__Task details__. Wherever the string "Item" shows up in the records below, return that line.

[Element data from apps and pages]
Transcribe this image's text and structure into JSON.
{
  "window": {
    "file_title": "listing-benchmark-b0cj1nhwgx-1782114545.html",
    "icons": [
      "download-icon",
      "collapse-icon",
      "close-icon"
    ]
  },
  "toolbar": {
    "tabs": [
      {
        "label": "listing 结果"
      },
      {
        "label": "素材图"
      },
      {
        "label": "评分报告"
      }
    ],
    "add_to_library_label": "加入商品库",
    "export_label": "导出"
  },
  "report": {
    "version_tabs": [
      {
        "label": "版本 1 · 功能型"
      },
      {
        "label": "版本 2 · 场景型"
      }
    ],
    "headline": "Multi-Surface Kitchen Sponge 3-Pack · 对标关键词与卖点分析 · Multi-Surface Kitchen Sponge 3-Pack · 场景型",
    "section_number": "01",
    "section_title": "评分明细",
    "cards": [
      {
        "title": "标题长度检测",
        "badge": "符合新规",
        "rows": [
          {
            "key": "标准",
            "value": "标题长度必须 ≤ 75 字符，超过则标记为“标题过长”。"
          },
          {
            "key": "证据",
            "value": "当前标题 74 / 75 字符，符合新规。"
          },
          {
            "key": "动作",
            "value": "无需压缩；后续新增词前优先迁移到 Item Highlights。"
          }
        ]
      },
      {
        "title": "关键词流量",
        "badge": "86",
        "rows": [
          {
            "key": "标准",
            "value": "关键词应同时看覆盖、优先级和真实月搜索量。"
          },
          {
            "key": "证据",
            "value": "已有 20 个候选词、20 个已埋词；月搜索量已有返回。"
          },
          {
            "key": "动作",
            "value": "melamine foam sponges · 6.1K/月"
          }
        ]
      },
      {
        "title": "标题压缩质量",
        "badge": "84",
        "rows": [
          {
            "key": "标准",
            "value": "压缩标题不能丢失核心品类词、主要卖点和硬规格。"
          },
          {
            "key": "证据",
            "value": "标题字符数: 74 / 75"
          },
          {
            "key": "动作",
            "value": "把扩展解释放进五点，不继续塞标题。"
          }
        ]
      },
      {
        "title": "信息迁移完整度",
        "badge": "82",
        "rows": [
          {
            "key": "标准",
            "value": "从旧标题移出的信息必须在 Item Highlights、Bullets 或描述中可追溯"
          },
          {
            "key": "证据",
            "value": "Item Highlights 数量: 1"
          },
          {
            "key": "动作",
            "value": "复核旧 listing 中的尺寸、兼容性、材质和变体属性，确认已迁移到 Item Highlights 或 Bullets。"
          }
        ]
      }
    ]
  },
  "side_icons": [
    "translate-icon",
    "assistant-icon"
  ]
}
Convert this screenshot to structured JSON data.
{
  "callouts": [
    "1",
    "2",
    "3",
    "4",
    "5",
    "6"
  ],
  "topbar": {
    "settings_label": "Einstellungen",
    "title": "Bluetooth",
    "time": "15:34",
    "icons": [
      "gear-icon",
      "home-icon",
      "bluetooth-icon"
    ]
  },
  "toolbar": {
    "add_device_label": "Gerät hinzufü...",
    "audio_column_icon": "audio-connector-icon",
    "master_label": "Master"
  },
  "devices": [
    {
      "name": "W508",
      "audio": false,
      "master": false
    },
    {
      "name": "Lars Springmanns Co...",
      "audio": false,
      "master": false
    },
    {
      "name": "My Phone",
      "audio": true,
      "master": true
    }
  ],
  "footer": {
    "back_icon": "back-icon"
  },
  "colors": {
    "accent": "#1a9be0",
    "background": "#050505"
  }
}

__Task response__.
            "value": "无需压缩；后续新增词前优先迁移到 Item Highlights。"
            "value": "从旧标题移出的信息必须在 Item Highlights、Bullets 或描述中可追溯"
            "value": "Item Highlights 数量: 1"
            "value": "复核旧 listing 中的尺寸、兼容性、材质和变体属性，确认已迁移到 Item Highlights 或 Bullets。"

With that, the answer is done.